If a patient’s condition permits training through a hip injury, suggestions will be given for altering a workout program. We choose exercises that will help strengthen the posterior chain and take stress off the spine. Big movements, such as barbell squats, deadlifts, back extensions, and good mornings should be avoided, as they aggravate the hip flexors. To avoid these, we focus on unilateral training, as it protects the joints, strengthens the core, and promotes balance and stability. Some examples of unilateral training are single leg hip thrusts, single leg romanian deadlifts, and reverse lunges.
Unilateral training will begin as bodyweight, then progressed with added dumbbells or kettlebells. Cues for the single leg hip thrust are to push through the heels, tuck the chin, and pause at the top of each rep to ensure you’re using the glutes and not the low back. Single leg romanian deadlifts must maintain control throughout the movement, use full range of motion, and make sure the dumbbell stays close to the body. We suggest looking straight ahead for reverse lunges, letting the back knee gently tap the floor.

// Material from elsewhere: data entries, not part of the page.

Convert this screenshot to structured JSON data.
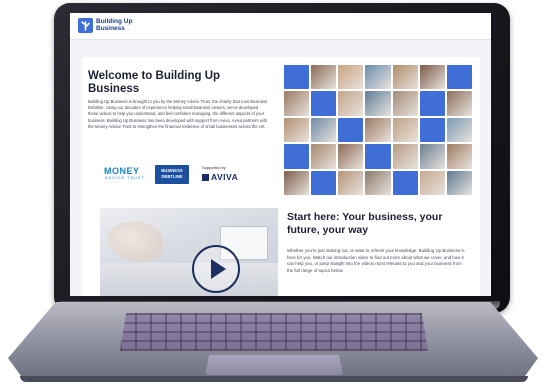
{
  "header": {
    "logo_text": "Building Up Business"
  },
  "welcome": {
    "title": "Welcome to Building Up Business",
    "body": "Building Up Business is brought to you by the Money Advice Trust, the charity that runs Business Debtline. Using our decades of experience helping small business owners, we've developed these videos to help you understand, and feel confident managing, the different aspects of your business. Building Up Business has been developed with support from Aviva. Aviva partners with the Money Advice Trust to strengthen the financial resilience of small businesses across the UK."
  },
  "partners": {
    "money_advice": "MONEY",
    "money_advice_sub": "ADVICE TRUST",
    "debtline": "BUSINESS DEBTLINE",
    "supported_by": "Supported by",
    "aviva": "AVIVA"
  },
  "start": {
    "title": "Start here: Your business, your future, your way",
    "body": "Whether you're just starting out, or want to refresh your knowledge, Building Up Business is here for you. Watch our introduction video to find out more about what we cover, and how it can help you, or jump straight into the videos most relevant to you and your business from the full range of topics below."
  },
  "mosaic_colors": [
    "#3f6fd6",
    "#8a6a55",
    "#c9a27e",
    "#6b8db0",
    "#b08a6a",
    "#7c5a48",
    "#3f6fd6",
    "#9a7a62",
    "#3f6fd6",
    "#c3a58c",
    "#5e7f9a",
    "#a48b78",
    "#3f6fd6",
    "#8e6e5c",
    "#b39273",
    "#6d8aa6",
    "#3f6fd6",
    "#9c7b64",
    "#c0a084",
    "#3f6fd6",
    "#7a9ab4",
    "#3f6fd6",
    "#a8876c",
    "#8d6a57",
    "#3f6fd6",
    "#b89c86",
    "#6a7f92",
    "#a07c63",
    "#7e5f4c",
    "#3f6fd6",
    "#b49478",
    "#8b7a6c",
    "#3f6fd6",
    "#c5a98f",
    "#5d7a94"
  ]
}
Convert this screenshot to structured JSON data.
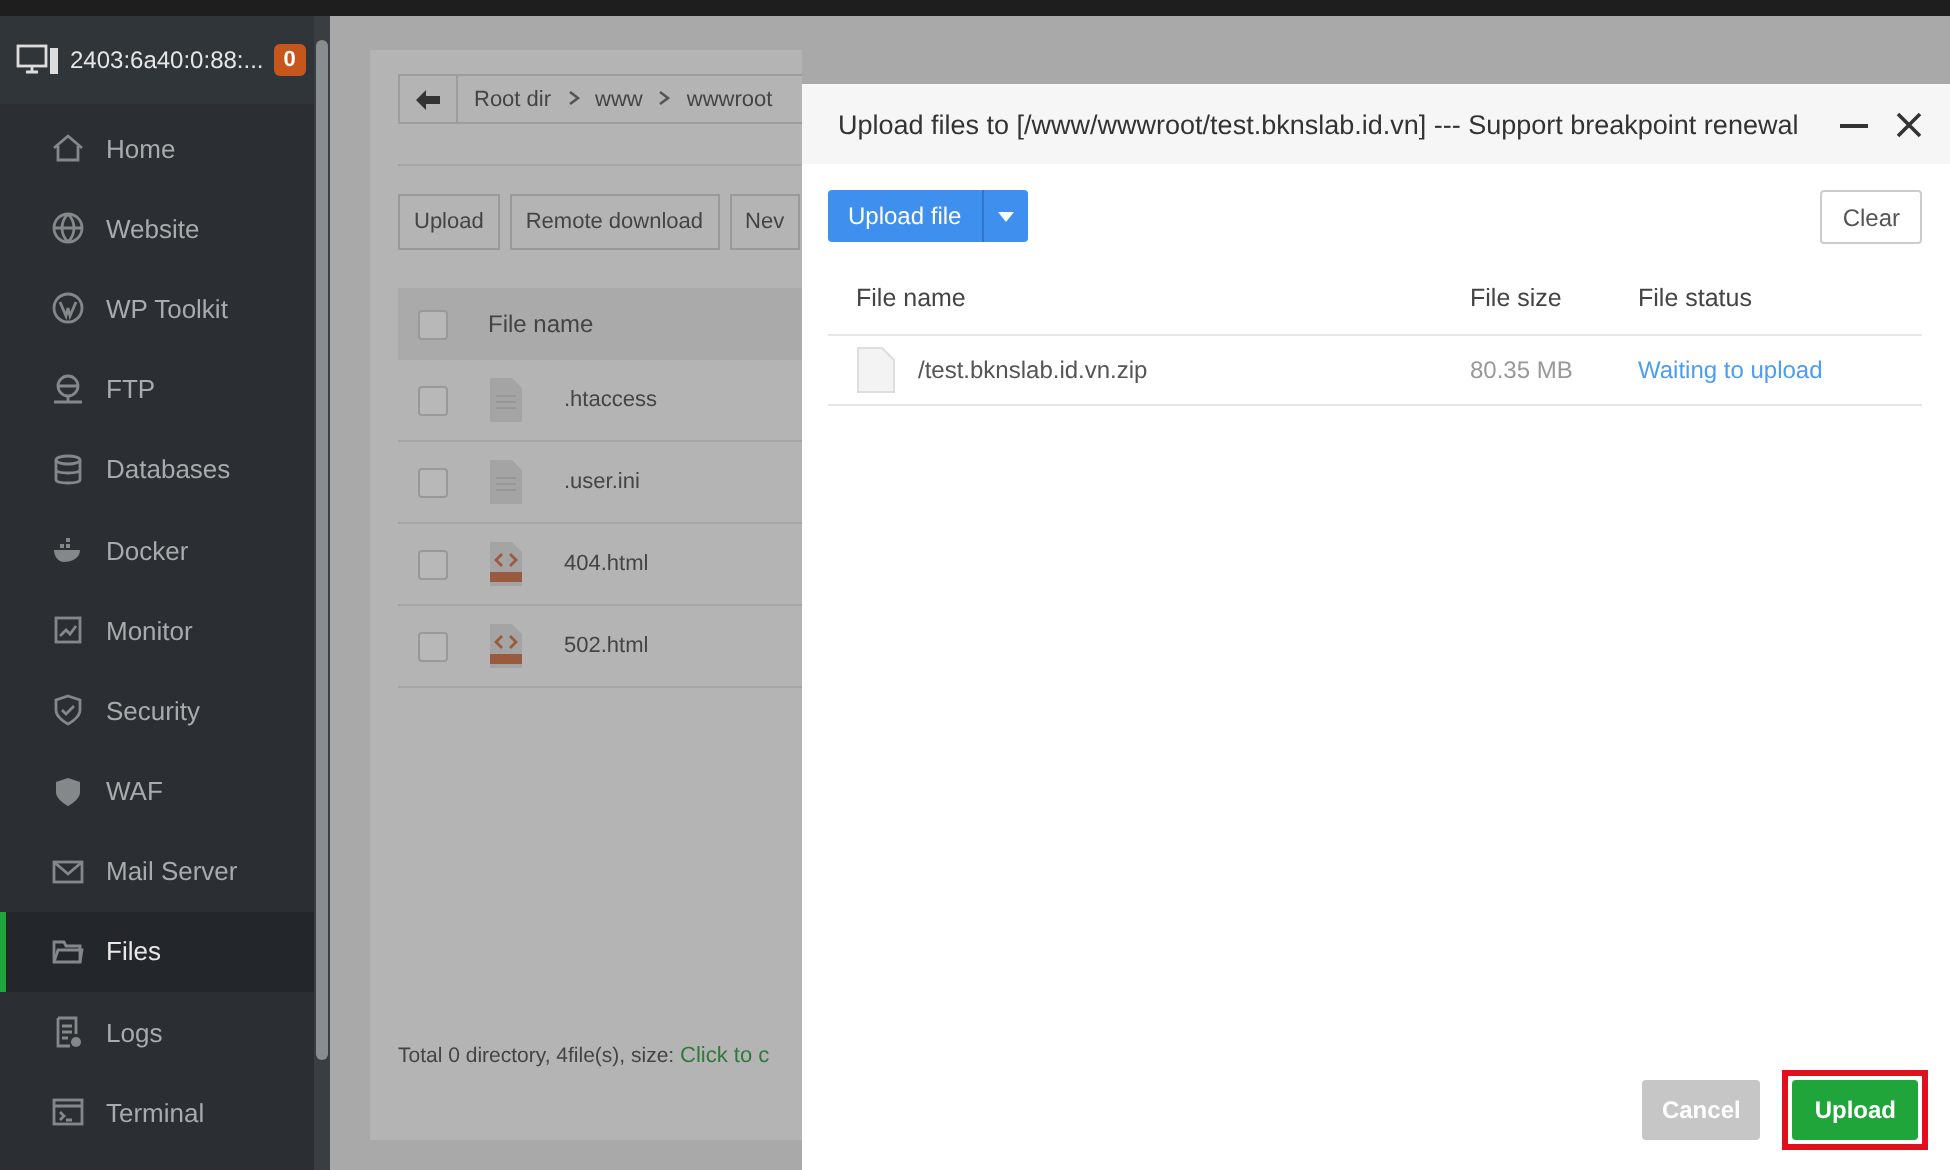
{
  "sidebar": {
    "host": "2403:6a40:0:88:...",
    "badge": "0",
    "items": [
      {
        "label": "Home",
        "selected": false
      },
      {
        "label": "Website",
        "selected": false
      },
      {
        "label": "WP Toolkit",
        "selected": false
      },
      {
        "label": "FTP",
        "selected": false
      },
      {
        "label": "Databases",
        "selected": false
      },
      {
        "label": "Docker",
        "selected": false
      },
      {
        "label": "Monitor",
        "selected": false
      },
      {
        "label": "Security",
        "selected": false
      },
      {
        "label": "WAF",
        "selected": false
      },
      {
        "label": "Mail Server",
        "selected": false
      },
      {
        "label": "Files",
        "selected": true
      },
      {
        "label": "Logs",
        "selected": false
      },
      {
        "label": "Terminal",
        "selected": false
      }
    ]
  },
  "file_manager": {
    "breadcrumb": [
      "Root dir",
      "www",
      "wwwroot"
    ],
    "toolbar": [
      "Upload",
      "Remote download",
      "Nev"
    ],
    "select_all_checked": false,
    "column": "File name",
    "files": [
      {
        "name": ".htaccess",
        "kind": "text",
        "checked": false
      },
      {
        "name": ".user.ini",
        "kind": "text",
        "checked": false
      },
      {
        "name": "404.html",
        "kind": "html",
        "checked": false
      },
      {
        "name": "502.html",
        "kind": "html",
        "checked": false
      }
    ],
    "footer": {
      "summary": "Total 0 directory, 4file(s), size:",
      "link": "Click to c"
    }
  },
  "dialog": {
    "title": "Upload files to [/www/wwwroot/test.bknslab.id.vn] --- Support breakpoint renewal",
    "upload_button": "Upload file",
    "clear_button": "Clear",
    "columns": [
      "File name",
      "File size",
      "File status"
    ],
    "files": [
      {
        "name": "/test.bknslab.id.vn.zip",
        "size": "80.35 MB",
        "status": "Waiting to upload"
      }
    ],
    "cancel_button": "Cancel",
    "confirm_button": "Upload"
  }
}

Modified movements, such as landmine squats, goblet box squats, and stiff legged dumbbell deadlifts can also be used when training through a hip injury. Similar muscles will be fired, but the risk of injury will be less. Landmine squats will be performed with a barbell either in the sleeve of a landmine unit if available, or into a corner. Push the hips back and squat down, without letting the knees collapse inward. Goblet box squats teach the body how to stay upright while engaging the hips. Hold weight in front of the chest and lower down onto the box while keeping your feet flat on the floor. Stiff legged dumbbell deadlifts will require that the feet are shoulder width apart and there’s a slight bend in the knees.

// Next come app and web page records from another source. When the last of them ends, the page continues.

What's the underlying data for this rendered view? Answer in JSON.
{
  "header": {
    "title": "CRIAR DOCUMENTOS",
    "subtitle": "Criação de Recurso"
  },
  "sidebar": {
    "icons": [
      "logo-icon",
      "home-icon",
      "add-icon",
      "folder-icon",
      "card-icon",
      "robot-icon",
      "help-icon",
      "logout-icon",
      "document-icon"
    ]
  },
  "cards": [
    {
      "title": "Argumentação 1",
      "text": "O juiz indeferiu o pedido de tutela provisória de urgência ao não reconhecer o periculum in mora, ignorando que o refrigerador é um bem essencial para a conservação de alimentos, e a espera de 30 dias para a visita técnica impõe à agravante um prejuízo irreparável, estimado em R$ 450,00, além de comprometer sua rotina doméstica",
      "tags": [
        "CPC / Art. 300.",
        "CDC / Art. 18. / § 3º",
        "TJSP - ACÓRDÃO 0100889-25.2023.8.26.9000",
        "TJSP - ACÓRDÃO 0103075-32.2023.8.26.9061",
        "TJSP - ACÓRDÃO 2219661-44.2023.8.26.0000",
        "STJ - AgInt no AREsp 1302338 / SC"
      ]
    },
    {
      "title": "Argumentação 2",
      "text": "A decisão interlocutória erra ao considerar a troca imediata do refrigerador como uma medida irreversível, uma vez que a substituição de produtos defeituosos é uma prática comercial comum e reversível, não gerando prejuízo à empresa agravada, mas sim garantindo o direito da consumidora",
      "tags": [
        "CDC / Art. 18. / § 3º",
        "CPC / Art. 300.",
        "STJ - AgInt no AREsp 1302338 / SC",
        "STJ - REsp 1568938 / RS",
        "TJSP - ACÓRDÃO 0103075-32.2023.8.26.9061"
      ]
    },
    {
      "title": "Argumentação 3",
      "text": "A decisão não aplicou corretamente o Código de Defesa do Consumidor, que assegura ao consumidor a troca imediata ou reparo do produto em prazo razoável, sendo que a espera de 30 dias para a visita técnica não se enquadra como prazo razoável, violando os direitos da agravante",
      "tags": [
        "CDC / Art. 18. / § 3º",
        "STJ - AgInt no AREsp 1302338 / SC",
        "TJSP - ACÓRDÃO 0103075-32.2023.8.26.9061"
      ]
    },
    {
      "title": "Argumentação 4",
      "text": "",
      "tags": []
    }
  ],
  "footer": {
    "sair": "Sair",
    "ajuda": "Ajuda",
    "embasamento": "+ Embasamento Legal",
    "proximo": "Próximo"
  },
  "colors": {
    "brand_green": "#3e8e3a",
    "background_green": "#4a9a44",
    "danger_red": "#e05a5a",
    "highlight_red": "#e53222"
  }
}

These exercises are excellent for training through a hip injury because they allow us to perfect form and technique. If discomfort occurs, speak with your doctor and come up with a treatment plan, either utilizing different exercises, or refraining from exercise completely until the hip injury is healed. Each patient will require a unique strategy based on severity and longevity of symptoms, age, activity level, and genetics. Dr. Josh Alvarado provides individual plans for every patient that comes in, and we’re confident a hip injury can be healed with the correct approach.